    Herrera fought hard to see more women at the dais. She also pushed her colleagues to adopt a Gender Pay Equity policy to address the pay disparity between men and women in 2015.

    Foley, the District 9 councilmember who won her seat in 2018, said women candidates tend to have a harder time building their networks and asking for support.

    “The women who are successful in running for office have learned how to ask for money, how to ask for support and endorsements,” Foley told San José Spotlight, adding traditional resources needed to win elections have often gone to men. “It’s harder for us to ask for help. We’re the ones doing the work, but it doesn’t mean that we’re raising our hands to run for political office.”

    Reclaiming the title

    Local organizations, such as Democratic Activists for Women Now (DAWN), have spent years coaching and supporting female candidates to increase representation and enhance women’s rights.
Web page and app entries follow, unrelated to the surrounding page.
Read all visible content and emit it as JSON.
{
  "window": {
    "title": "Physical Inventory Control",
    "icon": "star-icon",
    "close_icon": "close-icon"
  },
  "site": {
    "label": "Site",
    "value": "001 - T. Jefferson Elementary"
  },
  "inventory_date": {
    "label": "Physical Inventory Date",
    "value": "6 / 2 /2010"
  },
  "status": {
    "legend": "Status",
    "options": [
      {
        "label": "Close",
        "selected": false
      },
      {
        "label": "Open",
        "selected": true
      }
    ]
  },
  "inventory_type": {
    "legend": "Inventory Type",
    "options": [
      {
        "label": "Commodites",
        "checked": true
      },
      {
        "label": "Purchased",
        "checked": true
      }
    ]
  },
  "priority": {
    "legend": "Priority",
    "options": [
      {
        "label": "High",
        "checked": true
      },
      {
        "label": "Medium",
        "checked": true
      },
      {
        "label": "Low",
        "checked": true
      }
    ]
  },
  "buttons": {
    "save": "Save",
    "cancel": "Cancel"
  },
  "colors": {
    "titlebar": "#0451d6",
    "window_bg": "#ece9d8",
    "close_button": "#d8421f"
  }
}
    “While we have made gains, I think generally women are dissatisfied with how things in our government are running,” Frances Herbert, vice president of DAWN, told San José Spotlight. “With the attack on women’s rights, there will be more women stepping up to run for office.”

    Herbert also noted a majority female San Jose City Council does not guarantee women’s rights and perspective.

    “We must elect women and like-minded men that embody these policy agendas,” Herbert said. DAWN endorsed Torres over Smith in the downtown District 3 race.

    Foley said she’s excited to see the momentum among female candidates this election, though she thinks the fight for the mayor’s seat will be a close race.

    “We may have a female mayor this time and we will be able to reclaim the title “Feminist Capital of the World’,” Foley said. “I really love that.”

    The runoff election is November 8.

    Contact Tran Nguyen at [email protected] or follow @nguyenntrann on Twitter.

    Comment Policy (updated 11/1/2021): We reserve the right to delete comments or ban users who engage in personal attacks, hate speech, excess profanity or make verifiably false statements. Comments are moderated and approved by administrators.

    Leave a Reply

    Your email address will not be published.